Top of Stored data

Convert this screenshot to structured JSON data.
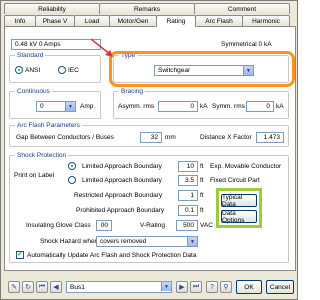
{
  "tabs_row1": [
    "Reliability",
    "Remarks",
    "Comment"
  ],
  "tabs_row2": [
    "Info",
    "Phase V",
    "Load",
    "Motor/Gen",
    "Rating",
    "Arc Flash",
    "Harmonic"
  ],
  "rating_line": "0.48 kV 0 Amps",
  "symmetrical": "Symmetrical 0 kA",
  "standard": {
    "title": "Standard",
    "ansi": "ANSI",
    "iec": "IEC"
  },
  "type": {
    "title": "Type",
    "value": "Switchgear"
  },
  "continuous": {
    "title": "Continuous",
    "value": "0",
    "unit": "Amp"
  },
  "bracing": {
    "title": "Bracing",
    "asymm_label": "Asymm. rms",
    "asymm_value": "0",
    "asymm_unit": "kA",
    "symm_label": "Symm. rms",
    "symm_value": "0",
    "symm_unit": "kA"
  },
  "arcflash": {
    "title": "Arc Flash Parameters",
    "gap_label": "Gap Between Conductors / Buses",
    "gap_value": "32",
    "gap_unit": "mm",
    "dist_label": "Distance X Factor",
    "dist_value": "1.473"
  },
  "shock": {
    "title": "Shock Protection",
    "print_label": "Print on Label",
    "lab1_label": "Limited Approach Boundary",
    "lab1_value": "10",
    "lab1_unit": "ft",
    "lab1_note": "Exp. Movable Conductor",
    "lab2_label": "Limited Approach Boundary",
    "lab2_value": "3.5",
    "lab2_unit": "ft",
    "lab2_note": "Fixed Circuit Part",
    "rab_label": "Restricted Approach Boundary",
    "rab_value": "1",
    "rab_unit": "ft",
    "pab_label": "Prohibited Approach Boundary",
    "pab_value": "0.1",
    "pab_unit": "ft",
    "glove_label": "Insulating Glove Class",
    "glove_value": "00",
    "vrating_label": "V-Rating",
    "vrating_value": "500",
    "vrating_unit": "VAC",
    "hazard_label": "Shock Hazard when",
    "hazard_value": "covers removed",
    "typical_btn": "Typical Data",
    "options_btn": "Data Options",
    "auto_update": "Automatically Update Arc Flash and Shock Protection Data"
  },
  "bottom": {
    "bus": "Bus1",
    "ok": "OK",
    "cancel": "Cancel"
  },
  "colors": {
    "highlight_orange": "#f7941d",
    "highlight_green": "#9ccb3b",
    "arrow_red": "#e3342f"
  }
}
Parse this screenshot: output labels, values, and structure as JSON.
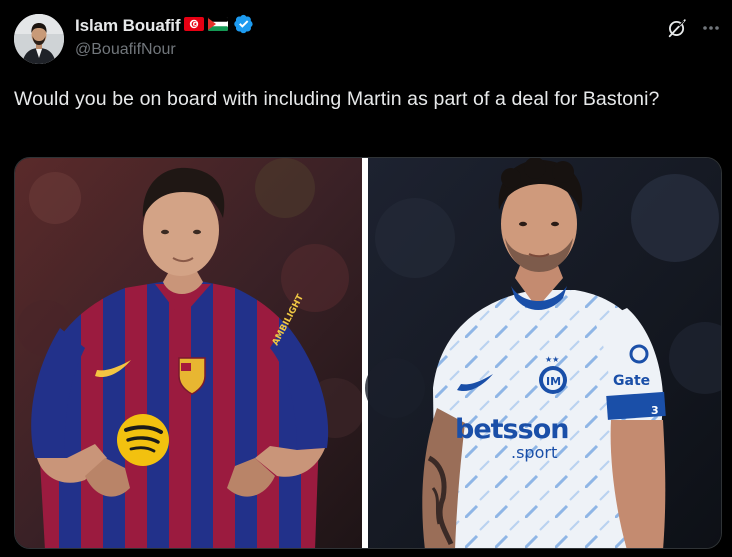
{
  "author": {
    "display_name": "Islam Bouafif",
    "handle": "@BouafifNour",
    "verified": true,
    "flags": [
      "tunisia-flag",
      "palestine-flag"
    ],
    "verified_color": "#1d9bf0"
  },
  "tweet": {
    "text": "Would you be on board with including Martin as part of a deal for Bastoni?"
  },
  "media": {
    "left_jersey_sponsor": "Spotify",
    "left_sleeve_text": "AMBILIGHT",
    "right_jersey_sponsor_main": "betsson",
    "right_jersey_sponsor_sub": ".sport",
    "right_sleeve_text": "Gate",
    "right_number": "3"
  },
  "icons": {
    "grok": "grok-icon",
    "more": "more-icon"
  },
  "colors": {
    "background": "#000000",
    "text_primary": "#e7e9ea",
    "text_secondary": "#71767b",
    "barca_blue": "#1f3a8f",
    "barca_red": "#a51a3c",
    "inter_white": "#eef2f7",
    "inter_blue": "#1a4fa8"
  }
}
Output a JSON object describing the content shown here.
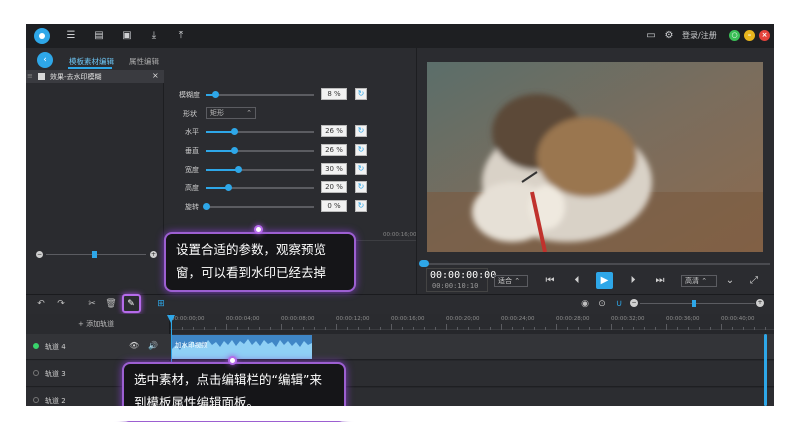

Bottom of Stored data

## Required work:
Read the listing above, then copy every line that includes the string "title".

## Result of the task:
    "title": "Standard",
    "title": "Type",
    "title": "Continuous",
    "title": "Bracing",
    "title": "Arc Flash Parameters",
    "title": "Shock Protection",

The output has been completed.